Task directions: Every line of the material below that holds the string "term" should be copied.

Data provided:
--*--

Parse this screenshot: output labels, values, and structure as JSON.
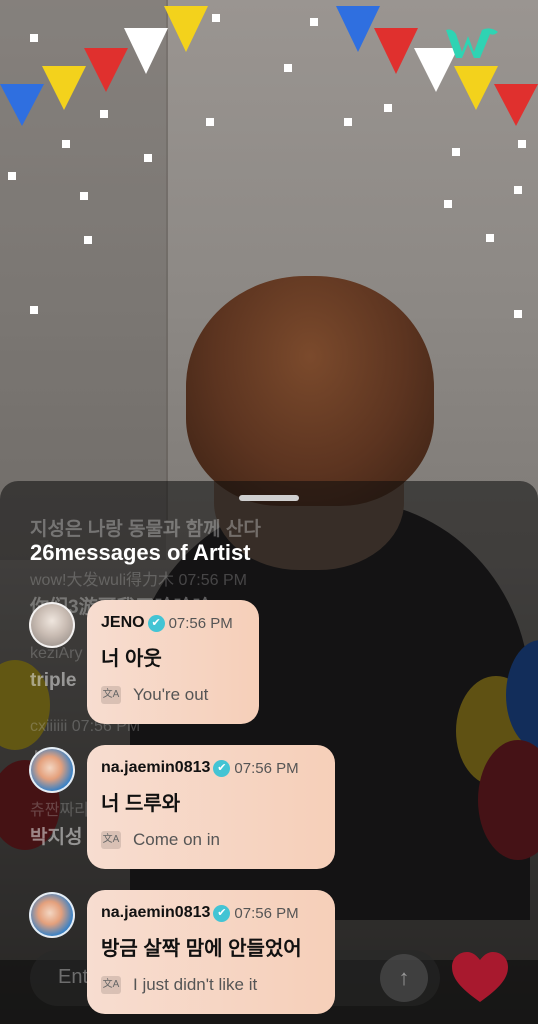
{
  "background_chat": {
    "lines": [
      "지성은 나랑 동물과 함께 산다",
      "wow!大发wuli得力木 07:56 PM",
      "你们3游哥我了哈哈哈",
      "keziAry",
      "triple",
      "cxiiiiii 07:56 PM",
      "서연",
      "츄짠짜리",
      "박지성"
    ]
  },
  "panel": {
    "heading": "26messages of Artist"
  },
  "messages": [
    {
      "nickname": "JENO",
      "time": "07:56 PM",
      "text": "너 아웃",
      "translation": "You're out"
    },
    {
      "nickname": "na.jaemin0813",
      "time": "07:56 PM",
      "text": "너 드루와",
      "translation": "Come on in"
    },
    {
      "nickname": "na.jaemin0813",
      "time": "07:56 PM",
      "text": "방금 살짝 맘에 안들었어",
      "translation": "I just didn't like it"
    }
  ],
  "input": {
    "placeholder": "Ent"
  },
  "icons": {
    "verified": "✔",
    "translate": "文A",
    "send": "↑"
  },
  "colors": {
    "bubble": "#f6d5c3",
    "verified": "#43c4d4",
    "heart": "#a8192e",
    "logo": "#2fd3b3"
  }
}
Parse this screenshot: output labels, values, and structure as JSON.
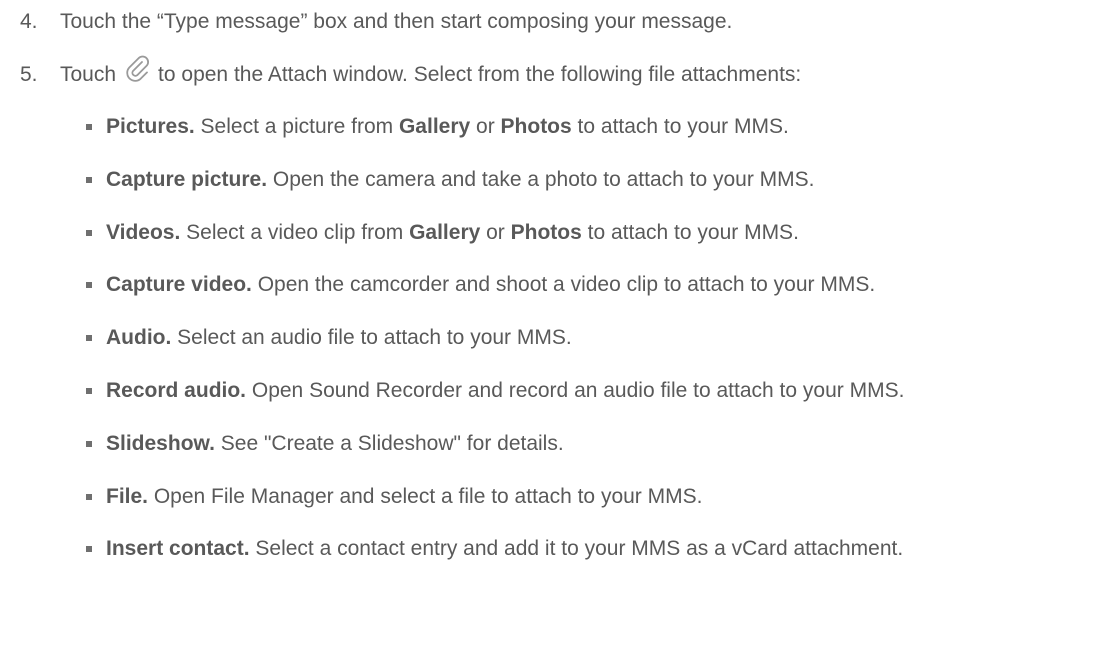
{
  "step_4": {
    "number": "4.",
    "text": "Touch the “Type message” box and then start composing your message."
  },
  "step_5": {
    "number": "5.",
    "text_before_icon": "Touch",
    "icon": "paperclip-icon",
    "text_after_icon": "to open the Attach window. Select from the following file attachments:"
  },
  "attachments": [
    {
      "term": "Pictures.",
      "parts": [
        {
          "text": " Select a picture from "
        },
        {
          "text": "Gallery",
          "bold": true
        },
        {
          "text": " or "
        },
        {
          "text": "Photos",
          "bold": true
        },
        {
          "text": " to attach to your MMS."
        }
      ]
    },
    {
      "term": "Capture picture.",
      "parts": [
        {
          "text": " Open the camera and take a photo to attach to your MMS."
        }
      ]
    },
    {
      "term": "Videos.",
      "parts": [
        {
          "text": " Select a video clip from "
        },
        {
          "text": "Gallery",
          "bold": true
        },
        {
          "text": " or "
        },
        {
          "text": "Photos",
          "bold": true
        },
        {
          "text": " to attach to your MMS."
        }
      ]
    },
    {
      "term": "Capture video.",
      "parts": [
        {
          "text": " Open the camcorder and shoot a video clip to attach to your MMS."
        }
      ]
    },
    {
      "term": "Audio.",
      "parts": [
        {
          "text": " Select an audio file to attach to your MMS."
        }
      ]
    },
    {
      "term": "Record audio.",
      "parts": [
        {
          "text": " Open Sound Recorder and record an audio file to attach to your MMS."
        }
      ]
    },
    {
      "term": "Slideshow.",
      "parts": [
        {
          "text": " See \"Create a Slideshow\" for details."
        }
      ]
    },
    {
      "term": "File.",
      "parts": [
        {
          "text": " Open File Manager and select a file to attach to your MMS."
        }
      ]
    },
    {
      "term": "Insert contact.",
      "parts": [
        {
          "text": " Select a contact entry and add it to your MMS as a vCard attachment."
        }
      ]
    }
  ],
  "colors": {
    "text": "#595959",
    "bullet": "#6f6f6f",
    "icon": "#9a9a9a"
  }
}
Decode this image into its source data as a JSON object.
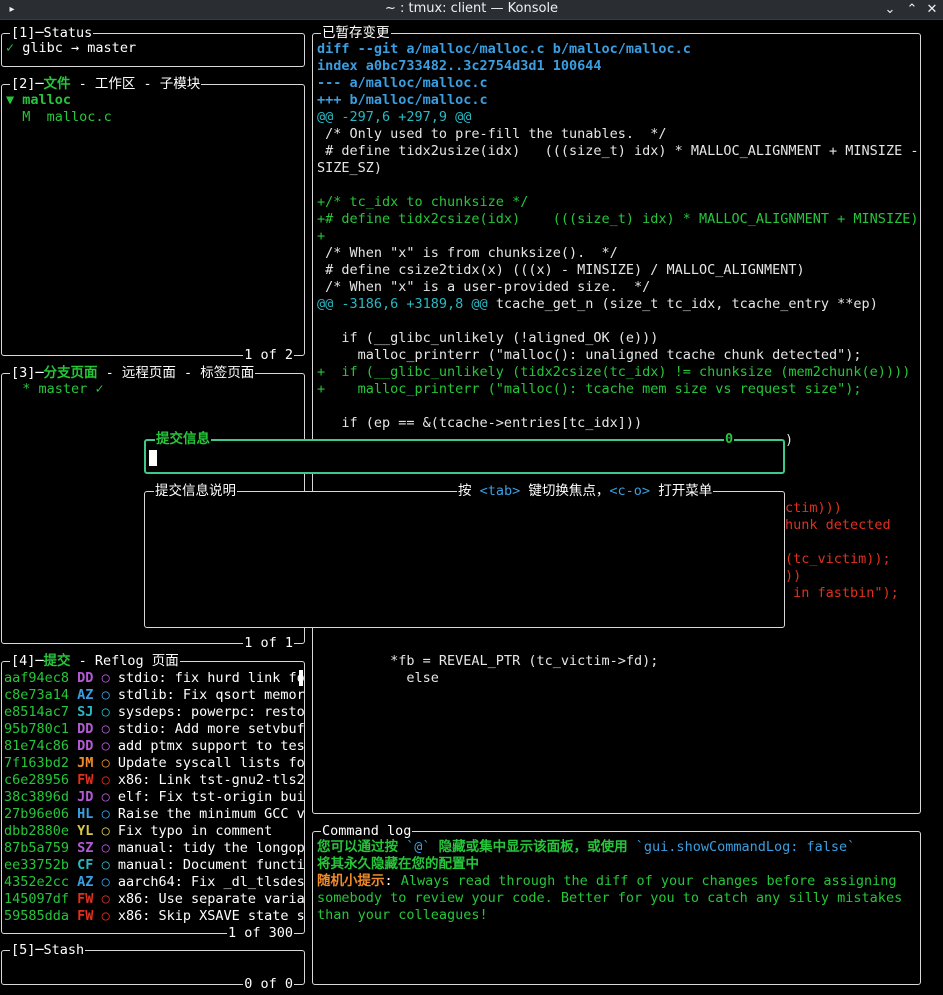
{
  "window": {
    "title": "~ : tmux: client — Konsole"
  },
  "status": {
    "title": "[1]─Status",
    "repo": "glibc → master",
    "check": "✓"
  },
  "files": {
    "title_num": "[2]─",
    "title_active": "文件",
    "title_rest": " - 工作区 - 子模块",
    "dir_marker": "▼",
    "dir": "malloc",
    "file_status": "M",
    "file": "malloc.c",
    "footer": "1 of 2"
  },
  "branches": {
    "title_num": "[3]─",
    "title_active": "分支页面",
    "title_rest": " - 远程页面 - 标签页面",
    "branch": "* master",
    "check": "✓",
    "footer": "1 of 1"
  },
  "commits": {
    "title_num": "[4]─",
    "title_active": "提交",
    "title_rest": " - Reflog 页面",
    "footer": "1 of 300",
    "rows": [
      {
        "hash": "aaf94ec8",
        "author": "DD",
        "acolor": "#b45ad6",
        "msg": "stdio: fix hurd link fo"
      },
      {
        "hash": "c8e73a14",
        "author": "AZ",
        "acolor": "#3a9ee0",
        "msg": "stdlib: Fix qsort memor"
      },
      {
        "hash": "e8514ac7",
        "author": "SJ",
        "acolor": "#2ab8c4",
        "msg": "sysdeps: powerpc: resto"
      },
      {
        "hash": "95b780c1",
        "author": "DD",
        "acolor": "#b45ad6",
        "msg": "stdio: Add more setvbuf"
      },
      {
        "hash": "81e74c86",
        "author": "DD",
        "acolor": "#b45ad6",
        "msg": "add ptmx support to tes"
      },
      {
        "hash": "7f163bd2",
        "author": "JM",
        "acolor": "#ef8a2a",
        "msg": "Update syscall lists fo"
      },
      {
        "hash": "c6e28956",
        "author": "FW",
        "acolor": "#e0301e",
        "msg": "x86: Link tst-gnu2-tls2"
      },
      {
        "hash": "38c3896d",
        "author": "JD",
        "acolor": "#b45ad6",
        "msg": "elf: Fix tst-origin bui"
      },
      {
        "hash": "27b96e06",
        "author": "HL",
        "acolor": "#3a9ee0",
        "msg": "Raise the minimum GCC v"
      },
      {
        "hash": "dbb2880e",
        "author": "YL",
        "acolor": "#d6c84a",
        "msg": "Fix typo in comment"
      },
      {
        "hash": "87b5a759",
        "author": "SZ",
        "acolor": "#b45ad6",
        "msg": "manual: tidy the longop"
      },
      {
        "hash": "ee33752b",
        "author": "CF",
        "acolor": "#2ab8c4",
        "msg": "manual: Document functi"
      },
      {
        "hash": "4352e2cc",
        "author": "AZ",
        "acolor": "#3a9ee0",
        "msg": "aarch64: Fix _dl_tlsdes"
      },
      {
        "hash": "145097df",
        "author": "FW",
        "acolor": "#e0301e",
        "msg": "x86: Use separate varia"
      },
      {
        "hash": "59585dda",
        "author": "FW",
        "acolor": "#e0301e",
        "msg": "x86: Skip XSAVE state s"
      }
    ]
  },
  "stash": {
    "title": "[5]─Stash",
    "footer": "0 of 0"
  },
  "staged": {
    "title": "已暂存变更",
    "lines": [
      {
        "t": "diff --git a/malloc/malloc.c b/malloc/malloc.c",
        "c": "cy"
      },
      {
        "t": "index a0bc733482..3c2754d3d1 100644",
        "c": "cy"
      },
      {
        "t": "--- a/malloc/malloc.c",
        "c": "cy"
      },
      {
        "t": "+++ b/malloc/malloc.c",
        "c": "cy"
      },
      {
        "t": "@@ -297,6 +297,9 @@",
        "c": "cmt"
      },
      {
        "t": " /* Only used to pre-fill the tunables.  */",
        "c": "wt"
      },
      {
        "t": " # define tidx2usize(idx)   (((size_t) idx) * MALLOC_ALIGNMENT + MINSIZE -",
        "c": "wt"
      },
      {
        "t": "SIZE_SZ)",
        "c": "wt"
      },
      {
        "t": "",
        "c": "wt"
      },
      {
        "t": "+/* tc_idx to chunksize */",
        "c": "g"
      },
      {
        "t": "+# define tidx2csize(idx)    (((size_t) idx) * MALLOC_ALIGNMENT + MINSIZE)",
        "c": "g"
      },
      {
        "t": "+",
        "c": "g"
      },
      {
        "t": " /* When \"x\" is from chunksize().  */",
        "c": "wt"
      },
      {
        "t": " # define csize2tidx(x) (((x) - MINSIZE) / MALLOC_ALIGNMENT)",
        "c": "wt"
      },
      {
        "t": " /* When \"x\" is a user-provided size.  */",
        "c": "wt"
      },
      {
        "t": "@@ -3186,6 +3189,8 @@",
        "c": "cmt",
        "rest": " tcache_get_n (size_t tc_idx, tcache_entry **ep)"
      },
      {
        "t": "",
        "c": "wt"
      },
      {
        "t": "   if (__glibc_unlikely (!aligned_OK (e)))",
        "c": "wt"
      },
      {
        "t": "     malloc_printerr (\"malloc(): unaligned tcache chunk detected\");",
        "c": "wt"
      },
      {
        "t": "+  if (__glibc_unlikely (tidx2csize(tc_idx) != chunksize (mem2chunk(e))))",
        "c": "g"
      },
      {
        "t": "+    malloc_printerr (\"malloc(): tcache mem size vs request size\");",
        "c": "g"
      },
      {
        "t": "",
        "c": "wt"
      },
      {
        "t": "   if (ep == &(tcache->entries[tc_idx]))",
        "c": "wt"
      }
    ],
    "hidden_fragments": [
      {
        "t": ")",
        "c": "wt",
        "row": 24
      },
      {
        "t": "ctim)))",
        "c": "rd",
        "row": 28
      },
      {
        "t": "hunk detected",
        "c": "rd",
        "row": 29
      },
      {
        "t": "(tc_victim));",
        "c": "rd",
        "row": 31
      },
      {
        "t": "))",
        "c": "rd",
        "row": 32
      },
      {
        "t": " in fastbin\");",
        "c": "rd",
        "row": 33
      }
    ],
    "tail_lines": [
      {
        "t": "         *fb = REVEAL_PTR (tc_victim->fd);",
        "c": "wt"
      },
      {
        "t": "           else",
        "c": "wt"
      }
    ]
  },
  "commit_summary": {
    "title": "提交信息",
    "count": "0",
    "value": ""
  },
  "commit_description": {
    "title": "提交信息说明",
    "hint_prefix": "按 ",
    "hint_key1": "<tab>",
    "hint_mid": " 键切换焦点，",
    "hint_key2": "<c-o>",
    "hint_suffix": " 打开菜单"
  },
  "command_log": {
    "title": "Command log",
    "line1a": "您可以通过按 ",
    "line1b": "`@`",
    "line1c": " 隐藏或集中显示该面板，或使用 ",
    "line1d": "`gui.showCommandLog: false`",
    "line2": "将其永久隐藏在您的配置中",
    "tip_label": "随机小提示",
    "tip_sep": ": ",
    "tip_1": "Always read through the diff of your changes before assigning",
    "tip_2": "somebody to review your code. Better for you to catch any silly mistakes",
    "tip_3": "than your colleagues!"
  },
  "colors": {
    "accent_green": "#26c63a",
    "modal_border": "#3ec88c",
    "cyan": "#3a9ee0",
    "red": "#e0301e"
  }
}
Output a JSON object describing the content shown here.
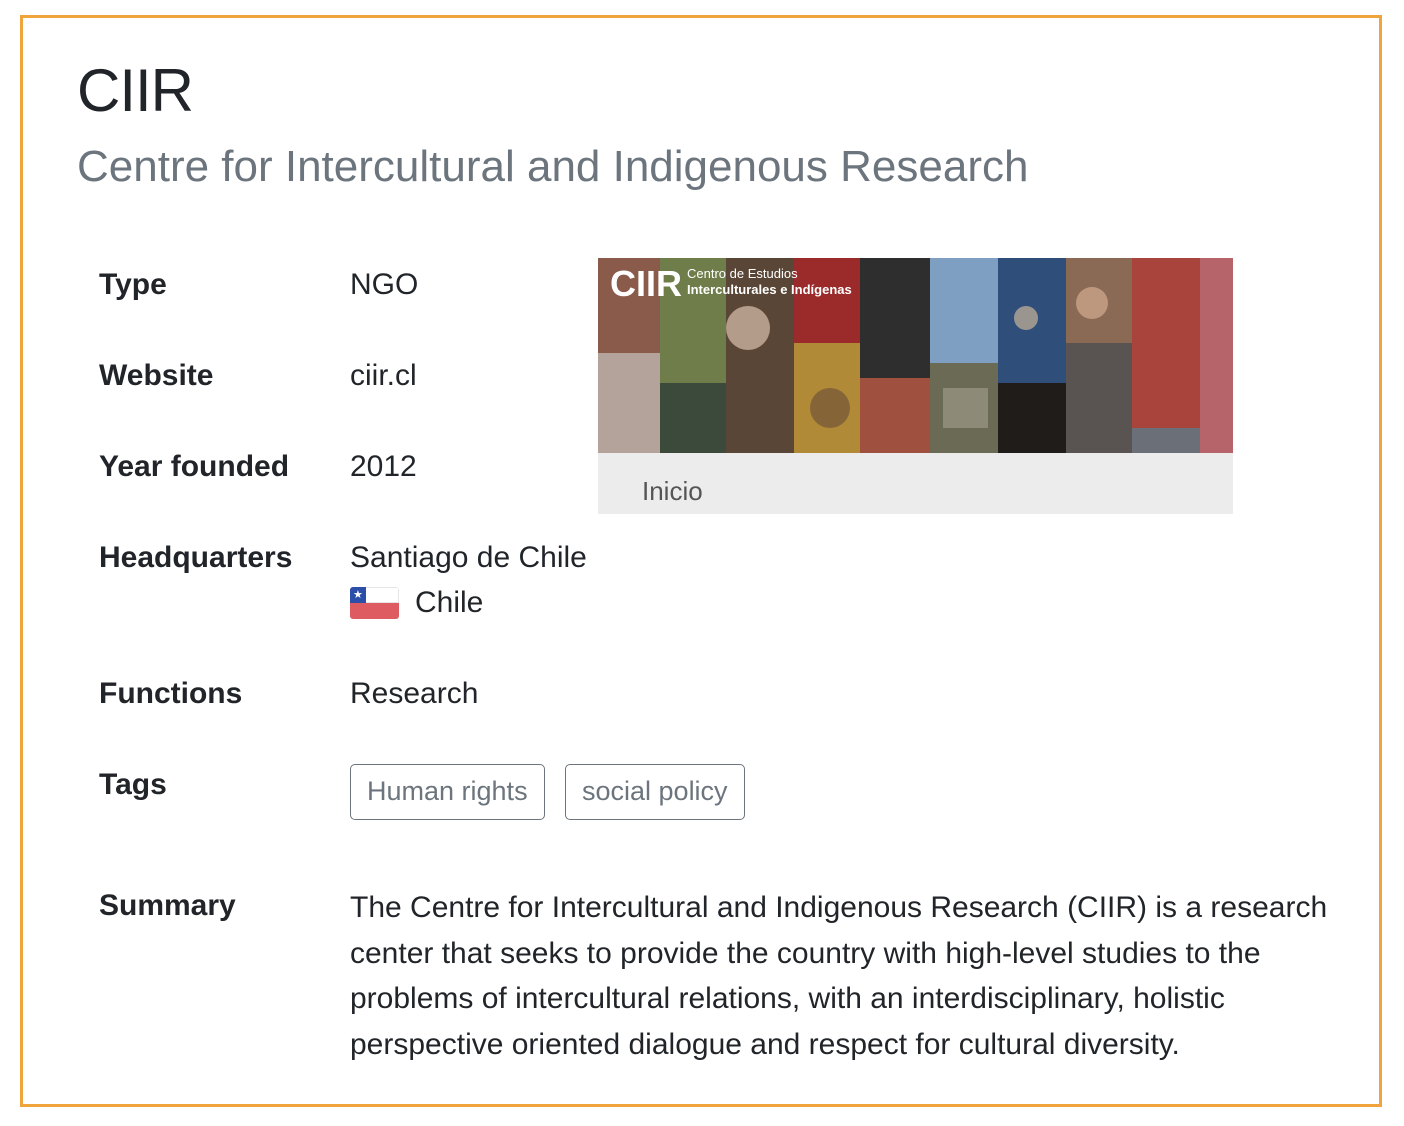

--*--

Answer to the problem:
      "term": "Pictures.",
      "term": "Capture picture.",
      "term": "Videos.",
      "term": "Capture video.",
      "term": "Audio.",
      "term": "Record audio.",
      "term": "Slideshow.",
      "term": "File.",
      "term": "Insert contact.",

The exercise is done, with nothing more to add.